#### YOUR TASK
Type the entries out once more. Match them exactly.

━━━

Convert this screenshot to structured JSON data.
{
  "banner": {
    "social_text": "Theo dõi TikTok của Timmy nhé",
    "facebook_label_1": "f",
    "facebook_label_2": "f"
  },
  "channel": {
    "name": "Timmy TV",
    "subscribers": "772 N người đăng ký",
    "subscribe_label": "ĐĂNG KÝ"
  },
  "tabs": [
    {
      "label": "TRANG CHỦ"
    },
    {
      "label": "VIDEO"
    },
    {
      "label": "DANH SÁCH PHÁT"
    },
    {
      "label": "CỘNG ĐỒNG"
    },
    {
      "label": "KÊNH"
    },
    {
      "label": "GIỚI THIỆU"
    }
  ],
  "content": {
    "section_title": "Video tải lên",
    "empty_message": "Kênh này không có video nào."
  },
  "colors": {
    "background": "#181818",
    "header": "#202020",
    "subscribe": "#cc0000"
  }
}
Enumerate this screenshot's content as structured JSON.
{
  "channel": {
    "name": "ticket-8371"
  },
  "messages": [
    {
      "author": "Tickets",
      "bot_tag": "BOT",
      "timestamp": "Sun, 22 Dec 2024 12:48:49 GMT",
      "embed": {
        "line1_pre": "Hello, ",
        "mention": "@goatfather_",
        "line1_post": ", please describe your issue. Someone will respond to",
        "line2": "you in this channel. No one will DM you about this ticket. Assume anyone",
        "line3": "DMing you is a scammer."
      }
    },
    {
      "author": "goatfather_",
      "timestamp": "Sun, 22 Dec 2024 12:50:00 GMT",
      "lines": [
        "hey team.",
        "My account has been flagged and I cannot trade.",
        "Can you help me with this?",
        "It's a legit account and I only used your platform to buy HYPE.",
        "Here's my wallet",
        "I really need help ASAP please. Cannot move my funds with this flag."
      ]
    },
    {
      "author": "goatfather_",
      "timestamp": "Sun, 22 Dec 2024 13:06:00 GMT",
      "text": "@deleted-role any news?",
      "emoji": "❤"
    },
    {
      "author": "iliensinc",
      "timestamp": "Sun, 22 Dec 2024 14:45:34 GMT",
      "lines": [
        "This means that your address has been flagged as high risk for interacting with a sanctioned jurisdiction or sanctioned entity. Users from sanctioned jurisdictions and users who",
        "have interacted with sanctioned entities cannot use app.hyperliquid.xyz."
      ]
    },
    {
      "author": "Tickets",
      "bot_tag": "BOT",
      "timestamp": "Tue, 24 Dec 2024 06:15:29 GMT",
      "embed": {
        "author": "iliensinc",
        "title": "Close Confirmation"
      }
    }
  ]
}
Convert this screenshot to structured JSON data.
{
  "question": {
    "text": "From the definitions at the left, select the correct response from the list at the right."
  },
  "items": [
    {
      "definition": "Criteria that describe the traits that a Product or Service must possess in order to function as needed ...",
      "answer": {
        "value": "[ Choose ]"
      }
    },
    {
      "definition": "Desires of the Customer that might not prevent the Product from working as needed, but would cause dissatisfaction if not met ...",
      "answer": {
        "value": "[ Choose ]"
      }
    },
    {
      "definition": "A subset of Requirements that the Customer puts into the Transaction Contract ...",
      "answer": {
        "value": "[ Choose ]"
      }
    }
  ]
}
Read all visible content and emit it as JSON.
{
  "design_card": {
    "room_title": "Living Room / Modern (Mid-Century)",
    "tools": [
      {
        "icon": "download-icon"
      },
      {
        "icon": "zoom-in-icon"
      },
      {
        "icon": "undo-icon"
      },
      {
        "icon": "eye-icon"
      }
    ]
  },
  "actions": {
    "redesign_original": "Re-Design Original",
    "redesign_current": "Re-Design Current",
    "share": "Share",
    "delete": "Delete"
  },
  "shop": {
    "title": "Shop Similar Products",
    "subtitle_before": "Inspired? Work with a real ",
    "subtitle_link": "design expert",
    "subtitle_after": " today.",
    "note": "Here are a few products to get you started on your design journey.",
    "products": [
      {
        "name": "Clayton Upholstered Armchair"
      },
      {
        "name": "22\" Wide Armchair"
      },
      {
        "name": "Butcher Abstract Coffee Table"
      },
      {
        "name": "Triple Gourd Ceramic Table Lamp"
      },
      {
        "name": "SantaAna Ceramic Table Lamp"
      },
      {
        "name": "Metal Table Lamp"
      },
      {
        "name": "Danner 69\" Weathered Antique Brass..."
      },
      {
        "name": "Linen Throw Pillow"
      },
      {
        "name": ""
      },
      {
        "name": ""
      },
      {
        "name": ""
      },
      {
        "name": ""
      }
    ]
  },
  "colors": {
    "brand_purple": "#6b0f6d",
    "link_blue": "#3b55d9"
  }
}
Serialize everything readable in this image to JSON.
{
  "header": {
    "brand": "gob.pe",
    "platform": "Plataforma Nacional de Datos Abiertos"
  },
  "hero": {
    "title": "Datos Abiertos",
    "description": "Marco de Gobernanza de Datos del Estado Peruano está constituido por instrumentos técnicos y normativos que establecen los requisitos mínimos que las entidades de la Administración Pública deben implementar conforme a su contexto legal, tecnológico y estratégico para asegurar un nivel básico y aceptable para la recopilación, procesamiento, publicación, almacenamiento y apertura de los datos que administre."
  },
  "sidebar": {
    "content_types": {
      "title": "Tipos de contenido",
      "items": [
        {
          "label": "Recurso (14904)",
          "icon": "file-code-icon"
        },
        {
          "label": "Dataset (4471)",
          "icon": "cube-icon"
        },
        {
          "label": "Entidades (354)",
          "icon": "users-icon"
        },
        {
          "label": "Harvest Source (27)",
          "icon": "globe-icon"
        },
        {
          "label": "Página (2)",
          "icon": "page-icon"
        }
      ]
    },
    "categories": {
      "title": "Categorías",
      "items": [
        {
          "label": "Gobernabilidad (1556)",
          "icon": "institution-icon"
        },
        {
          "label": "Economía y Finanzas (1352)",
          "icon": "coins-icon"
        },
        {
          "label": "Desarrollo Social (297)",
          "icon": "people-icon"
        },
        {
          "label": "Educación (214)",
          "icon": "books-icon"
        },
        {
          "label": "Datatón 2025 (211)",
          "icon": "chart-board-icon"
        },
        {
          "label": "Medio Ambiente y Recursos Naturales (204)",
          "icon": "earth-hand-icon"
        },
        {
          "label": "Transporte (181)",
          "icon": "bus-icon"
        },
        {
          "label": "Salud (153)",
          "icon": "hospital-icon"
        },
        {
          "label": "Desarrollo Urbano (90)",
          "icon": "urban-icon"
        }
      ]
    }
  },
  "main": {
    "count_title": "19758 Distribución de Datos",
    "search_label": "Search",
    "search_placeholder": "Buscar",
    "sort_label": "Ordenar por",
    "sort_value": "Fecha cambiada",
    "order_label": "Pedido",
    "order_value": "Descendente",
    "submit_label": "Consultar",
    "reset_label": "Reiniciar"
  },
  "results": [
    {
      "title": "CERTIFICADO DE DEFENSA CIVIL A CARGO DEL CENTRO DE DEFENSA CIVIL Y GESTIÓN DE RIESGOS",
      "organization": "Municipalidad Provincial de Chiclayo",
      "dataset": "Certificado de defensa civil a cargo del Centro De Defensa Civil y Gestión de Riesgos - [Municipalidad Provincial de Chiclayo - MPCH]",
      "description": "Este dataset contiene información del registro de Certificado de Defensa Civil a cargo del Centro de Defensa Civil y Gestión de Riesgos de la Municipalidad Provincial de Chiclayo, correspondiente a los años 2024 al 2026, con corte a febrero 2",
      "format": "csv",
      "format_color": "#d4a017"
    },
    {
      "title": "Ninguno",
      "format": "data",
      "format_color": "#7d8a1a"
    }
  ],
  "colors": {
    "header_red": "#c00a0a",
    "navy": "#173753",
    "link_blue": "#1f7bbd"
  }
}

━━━

#### COMPLETED EXERCISE
Convert this screenshot to structured JSON data.
{
  "banner": {
    "social_text": "Theo dõi TikTok của Timmy nhé",
    "facebook_label_1": "f",
    "facebook_label_2": "f"
  },
  "channel": {
    "name": "Timmy TV",
    "subscribers": "772 N người đăng ký",
    "subscribe_label": "ĐĂNG KÝ"
  },
  "tabs": [
    {
      "label": "TRANG CHỦ"
    },
    {
      "label": "VIDEO"
    },
    {
      "label": "DANH SÁCH PHÁT"
    },
    {
      "label": "CỘNG ĐỒNG"
    },
    {
      "label": "KÊNH"
    },
    {
      "label": "GIỚI THIỆU"
    }
  ],
  "content": {
    "section_title": "Video tải lên",
    "empty_message": "Kênh này không có video nào."
  },
  "colors": {
    "background": "#181818",
    "header": "#202020",
    "subscribe": "#cc0000"
  }
}
Enumerate this screenshot's content as structured JSON.
{
  "channel": {
    "name": "ticket-8371"
  },
  "messages": [
    {
      "author": "Tickets",
      "bot_tag": "BOT",
      "timestamp": "Sun, 22 Dec 2024 12:48:49 GMT",
      "embed": {
        "line1_pre": "Hello, ",
        "mention": "@goatfather_",
        "line1_post": ", please describe your issue. Someone will respond to",
        "line2": "you in this channel. No one will DM you about this ticket. Assume anyone",
        "line3": "DMing you is a scammer."
      }
    },
    {
      "author": "goatfather_",
      "timestamp": "Sun, 22 Dec 2024 12:50:00 GMT",
      "lines": [
        "hey team.",
        "My account has been flagged and I cannot trade.",
        "Can you help me with this?",
        "It's a legit account and I only used your platform to buy HYPE.",
        "Here's my wallet",
        "I really need help ASAP please. Cannot move my funds with this flag."
      ]
    },
    {
      "author": "goatfather_",
      "timestamp": "Sun, 22 Dec 2024 13:06:00 GMT",
      "text": "@deleted-role any news?",
      "emoji": "❤"
    },
    {
      "author": "iliensinc",
      "timestamp": "Sun, 22 Dec 2024 14:45:34 GMT",
      "lines": [
        "This means that your address has been flagged as high risk for interacting with a sanctioned jurisdiction or sanctioned entity. Users from sanctioned jurisdictions and users who",
        "have interacted with sanctioned entities cannot use app.hyperliquid.xyz."
      ]
    },
    {
      "author": "Tickets",
      "bot_tag": "BOT",
      "timestamp": "Tue, 24 Dec 2024 06:15:29 GMT",
      "embed": {
        "author": "iliensinc",
        "title": "Close Confirmation"
      }
    }
  ]
}
Convert this screenshot to structured JSON data.
{
  "question": {
    "text": "From the definitions at the left, select the correct response from the list at the right."
  },
  "items": [
    {
      "definition": "Criteria that describe the traits that a Product or Service must possess in order to function as needed ...",
      "answer": {
        "value": "[ Choose ]"
      }
    },
    {
      "definition": "Desires of the Customer that might not prevent the Product from working as needed, but would cause dissatisfaction if not met ...",
      "answer": {
        "value": "[ Choose ]"
      }
    },
    {
      "definition": "A subset of Requirements that the Customer puts into the Transaction Contract ...",
      "answer": {
        "value": "[ Choose ]"
      }
    }
  ]
}
Read all visible content and emit it as JSON.
{
  "design_card": {
    "room_title": "Living Room / Modern (Mid-Century)",
    "tools": [
      {
        "icon": "download-icon"
      },
      {
        "icon": "zoom-in-icon"
      },
      {
        "icon": "undo-icon"
      },
      {
        "icon": "eye-icon"
      }
    ]
  },
  "actions": {
    "redesign_original": "Re-Design Original",
    "redesign_current": "Re-Design Current",
    "share": "Share",
    "delete": "Delete"
  },
  "shop": {
    "title": "Shop Similar Products",
    "subtitle_before": "Inspired? Work with a real ",
    "subtitle_link": "design expert",
    "subtitle_after": " today.",
    "note": "Here are a few products to get you started on your design journey.",
    "products": [
      {
        "name": "Clayton Upholstered Armchair"
      },
      {
        "name": "22\" Wide Armchair"
      },
      {
        "name": "Butcher Abstract Coffee Table"
      },
      {
        "name": "Triple Gourd Ceramic Table Lamp"
      },
      {
        "name": "SantaAna Ceramic Table Lamp"
      },
      {
        "name": "Metal Table Lamp"
      },
      {
        "name": "Danner 69\" Weathered Antique Brass..."
      },
      {
        "name": "Linen Throw Pillow"
      },
      {
        "name": ""
      },
      {
        "name": ""
      },
      {
        "name": ""
      },
      {
        "name": ""
      }
    ]
  },
  "colors": {
    "brand_purple": "#6b0f6d",
    "link_blue": "#3b55d9"
  }
}
Serialize everything readable in this image to JSON.
{
  "header": {
    "brand": "gob.pe",
    "platform": "Plataforma Nacional de Datos Abiertos"
  },
  "hero": {
    "title": "Datos Abiertos",
    "description": "Marco de Gobernanza de Datos del Estado Peruano está constituido por instrumentos técnicos y normativos que establecen los requisitos mínimos que las entidades de la Administración Pública deben implementar conforme a su contexto legal, tecnológico y estratégico para asegurar un nivel básico y aceptable para la recopilación, procesamiento, publicación, almacenamiento y apertura de los datos que administre."
  },
  "sidebar": {
    "content_types": {
      "title": "Tipos de contenido",
      "items": [
        {
          "label": "Recurso (14904)",
          "icon": "file-code-icon"
        },
        {
          "label": "Dataset (4471)",
          "icon": "cube-icon"
        },
        {
          "label": "Entidades (354)",
          "icon": "users-icon"
        },
        {
          "label": "Harvest Source (27)",
          "icon": "globe-icon"
        },
        {
          "label": "Página (2)",
          "icon": "page-icon"
        }
      ]
    },
    "categories": {
      "title": "Categorías",
      "items": [
        {
          "label": "Gobernabilidad (1556)",
          "icon": "institution-icon"
        },
        {
          "label": "Economía y Finanzas (1352)",
          "icon": "coins-icon"
        },
        {
          "label": "Desarrollo Social (297)",
          "icon": "people-icon"
        },
        {
          "label": "Educación (214)",
          "icon": "books-icon"
        },
        {
          "label": "Datatón 2025 (211)",
          "icon": "chart-board-icon"
        },
        {
          "label": "Medio Ambiente y Recursos Naturales (204)",
          "icon": "earth-hand-icon"
        },
        {
          "label": "Transporte (181)",
          "icon": "bus-icon"
        },
        {
          "label": "Salud (153)",
          "icon": "hospital-icon"
        },
        {
          "label": "Desarrollo Urbano (90)",
          "icon": "urban-icon"
        }
      ]
    }
  },
  "main": {
    "count_title": "19758 Distribución de Datos",
    "search_label": "Search",
    "search_placeholder": "Buscar",
    "sort_label": "Ordenar por",
    "sort_value": "Fecha cambiada",
    "order_label": "Pedido",
    "order_value": "Descendente",
    "submit_label": "Consultar",
    "reset_label": "Reiniciar"
  },
  "results": [
    {
      "title": "CERTIFICADO DE DEFENSA CIVIL A CARGO DEL CENTRO DE DEFENSA CIVIL Y GESTIÓN DE RIESGOS",
      "organization": "Municipalidad Provincial de Chiclayo",
      "dataset": "Certificado de defensa civil a cargo del Centro De Defensa Civil y Gestión de Riesgos - [Municipalidad Provincial de Chiclayo - MPCH]",
      "description": "Este dataset contiene información del registro de Certificado de Defensa Civil a cargo del Centro de Defensa Civil y Gestión de Riesgos de la Municipalidad Provincial de Chiclayo, correspondiente a los años 2024 al 2026, con corte a febrero 2",
      "format": "csv",
      "format_color": "#d4a017"
    },
    {
      "title": "Ninguno",
      "format": "data",
      "format_color": "#7d8a1a"
    }
  ],
  "colors": {
    "header_red": "#c00a0a",
    "navy": "#173753",
    "link_blue": "#1f7bbd"
  }
}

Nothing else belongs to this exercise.